#### WORKING DATA
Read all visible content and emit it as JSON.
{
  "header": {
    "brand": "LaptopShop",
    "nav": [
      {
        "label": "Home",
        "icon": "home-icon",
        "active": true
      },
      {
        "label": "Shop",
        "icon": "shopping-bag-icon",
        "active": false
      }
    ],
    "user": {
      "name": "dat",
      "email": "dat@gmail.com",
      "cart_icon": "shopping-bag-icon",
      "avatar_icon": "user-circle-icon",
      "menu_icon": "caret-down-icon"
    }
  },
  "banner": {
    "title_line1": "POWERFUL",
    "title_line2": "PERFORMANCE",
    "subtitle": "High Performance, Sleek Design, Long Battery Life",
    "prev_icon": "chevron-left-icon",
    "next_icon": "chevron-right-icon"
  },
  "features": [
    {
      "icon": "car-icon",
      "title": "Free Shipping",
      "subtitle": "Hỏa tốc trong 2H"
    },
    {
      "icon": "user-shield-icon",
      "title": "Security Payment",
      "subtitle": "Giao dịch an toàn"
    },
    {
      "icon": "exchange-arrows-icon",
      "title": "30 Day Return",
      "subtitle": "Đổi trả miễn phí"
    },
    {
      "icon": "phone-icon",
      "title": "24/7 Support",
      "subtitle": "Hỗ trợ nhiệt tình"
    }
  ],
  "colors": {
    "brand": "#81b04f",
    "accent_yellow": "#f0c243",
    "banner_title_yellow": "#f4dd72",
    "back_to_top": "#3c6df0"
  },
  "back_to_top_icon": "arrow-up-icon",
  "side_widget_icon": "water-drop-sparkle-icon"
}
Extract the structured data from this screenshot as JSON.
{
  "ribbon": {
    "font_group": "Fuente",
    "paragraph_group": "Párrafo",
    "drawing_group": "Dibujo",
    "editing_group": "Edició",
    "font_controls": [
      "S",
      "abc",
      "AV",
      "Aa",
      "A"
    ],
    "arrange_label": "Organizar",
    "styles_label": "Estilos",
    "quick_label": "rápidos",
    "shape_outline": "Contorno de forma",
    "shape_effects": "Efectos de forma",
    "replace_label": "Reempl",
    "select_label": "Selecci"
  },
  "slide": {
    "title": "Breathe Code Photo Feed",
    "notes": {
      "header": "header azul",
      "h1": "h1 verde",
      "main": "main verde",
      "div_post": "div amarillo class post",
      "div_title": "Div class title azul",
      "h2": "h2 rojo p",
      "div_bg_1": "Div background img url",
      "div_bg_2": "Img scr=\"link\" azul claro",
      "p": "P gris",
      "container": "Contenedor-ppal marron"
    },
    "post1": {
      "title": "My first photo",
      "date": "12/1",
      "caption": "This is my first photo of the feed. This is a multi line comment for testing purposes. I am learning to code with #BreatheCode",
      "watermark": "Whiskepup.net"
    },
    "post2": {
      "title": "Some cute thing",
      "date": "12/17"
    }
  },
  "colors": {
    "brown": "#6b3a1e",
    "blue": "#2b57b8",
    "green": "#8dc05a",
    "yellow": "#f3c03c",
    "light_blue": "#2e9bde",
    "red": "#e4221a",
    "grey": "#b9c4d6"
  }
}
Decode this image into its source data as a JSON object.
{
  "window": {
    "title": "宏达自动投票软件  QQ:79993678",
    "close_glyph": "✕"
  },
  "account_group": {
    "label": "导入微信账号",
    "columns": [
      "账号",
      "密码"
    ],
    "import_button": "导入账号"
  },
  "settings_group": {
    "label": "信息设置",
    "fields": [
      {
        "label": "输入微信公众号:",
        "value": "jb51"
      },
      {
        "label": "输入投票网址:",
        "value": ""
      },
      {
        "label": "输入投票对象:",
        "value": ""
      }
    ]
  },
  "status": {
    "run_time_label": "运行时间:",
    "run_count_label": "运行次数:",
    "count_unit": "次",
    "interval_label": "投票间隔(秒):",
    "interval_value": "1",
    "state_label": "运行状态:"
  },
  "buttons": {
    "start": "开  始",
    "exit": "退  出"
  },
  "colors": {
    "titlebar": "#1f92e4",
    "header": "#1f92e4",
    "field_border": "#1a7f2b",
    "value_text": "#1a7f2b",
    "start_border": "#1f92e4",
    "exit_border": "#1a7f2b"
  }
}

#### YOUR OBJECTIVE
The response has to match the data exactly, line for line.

#### EXERCISE RESULT
Read all visible content and emit it as JSON.
{
  "header": {
    "brand": "LaptopShop",
    "nav": [
      {
        "label": "Home",
        "icon": "home-icon",
        "active": true
      },
      {
        "label": "Shop",
        "icon": "shopping-bag-icon",
        "active": false
      }
    ],
    "user": {
      "name": "dat",
      "email": "dat@gmail.com",
      "cart_icon": "shopping-bag-icon",
      "avatar_icon": "user-circle-icon",
      "menu_icon": "caret-down-icon"
    }
  },
  "banner": {
    "title_line1": "POWERFUL",
    "title_line2": "PERFORMANCE",
    "subtitle": "High Performance, Sleek Design, Long Battery Life",
    "prev_icon": "chevron-left-icon",
    "next_icon": "chevron-right-icon"
  },
  "features": [
    {
      "icon": "car-icon",
      "title": "Free Shipping",
      "subtitle": "Hỏa tốc trong 2H"
    },
    {
      "icon": "user-shield-icon",
      "title": "Security Payment",
      "subtitle": "Giao dịch an toàn"
    },
    {
      "icon": "exchange-arrows-icon",
      "title": "30 Day Return",
      "subtitle": "Đổi trả miễn phí"
    },
    {
      "icon": "phone-icon",
      "title": "24/7 Support",
      "subtitle": "Hỗ trợ nhiệt tình"
    }
  ],
  "colors": {
    "brand": "#81b04f",
    "accent_yellow": "#f0c243",
    "banner_title_yellow": "#f4dd72",
    "back_to_top": "#3c6df0"
  },
  "back_to_top_icon": "arrow-up-icon",
  "side_widget_icon": "water-drop-sparkle-icon"
}
Extract the structured data from this screenshot as JSON.
{
  "ribbon": {
    "font_group": "Fuente",
    "paragraph_group": "Párrafo",
    "drawing_group": "Dibujo",
    "editing_group": "Edició",
    "font_controls": [
      "S",
      "abc",
      "AV",
      "Aa",
      "A"
    ],
    "arrange_label": "Organizar",
    "styles_label": "Estilos",
    "quick_label": "rápidos",
    "shape_outline": "Contorno de forma",
    "shape_effects": "Efectos de forma",
    "replace_label": "Reempl",
    "select_label": "Selecci"
  },
  "slide": {
    "title": "Breathe Code Photo Feed",
    "notes": {
      "header": "header azul",
      "h1": "h1 verde",
      "main": "main verde",
      "div_post": "div amarillo class post",
      "div_title": "Div class title azul",
      "h2": "h2 rojo p",
      "div_bg_1": "Div background img url",
      "div_bg_2": "Img scr=\"link\" azul claro",
      "p": "P gris",
      "container": "Contenedor-ppal marron"
    },
    "post1": {
      "title": "My first photo",
      "date": "12/1",
      "caption": "This is my first photo of the feed. This is a multi line comment for testing purposes. I am learning to code with #BreatheCode",
      "watermark": "Whiskepup.net"
    },
    "post2": {
      "title": "Some cute thing",
      "date": "12/17"
    }
  },
  "colors": {
    "brown": "#6b3a1e",
    "blue": "#2b57b8",
    "green": "#8dc05a",
    "yellow": "#f3c03c",
    "light_blue": "#2e9bde",
    "red": "#e4221a",
    "grey": "#b9c4d6"
  }
}
Decode this image into its source data as a JSON object.
{
  "window": {
    "title": "宏达自动投票软件  QQ:79993678",
    "close_glyph": "✕"
  },
  "account_group": {
    "label": "导入微信账号",
    "columns": [
      "账号",
      "密码"
    ],
    "import_button": "导入账号"
  },
  "settings_group": {
    "label": "信息设置",
    "fields": [
      {
        "label": "输入微信公众号:",
        "value": "jb51"
      },
      {
        "label": "输入投票网址:",
        "value": ""
      },
      {
        "label": "输入投票对象:",
        "value": ""
      }
    ]
  },
  "status": {
    "run_time_label": "运行时间:",
    "run_count_label": "运行次数:",
    "count_unit": "次",
    "interval_label": "投票间隔(秒):",
    "interval_value": "1",
    "state_label": "运行状态:"
  },
  "buttons": {
    "start": "开  始",
    "exit": "退  出"
  },
  "colors": {
    "titlebar": "#1f92e4",
    "header": "#1f92e4",
    "field_border": "#1a7f2b",
    "value_text": "#1a7f2b",
    "start_border": "#1f92e4",
    "exit_border": "#1a7f2b"
  }
}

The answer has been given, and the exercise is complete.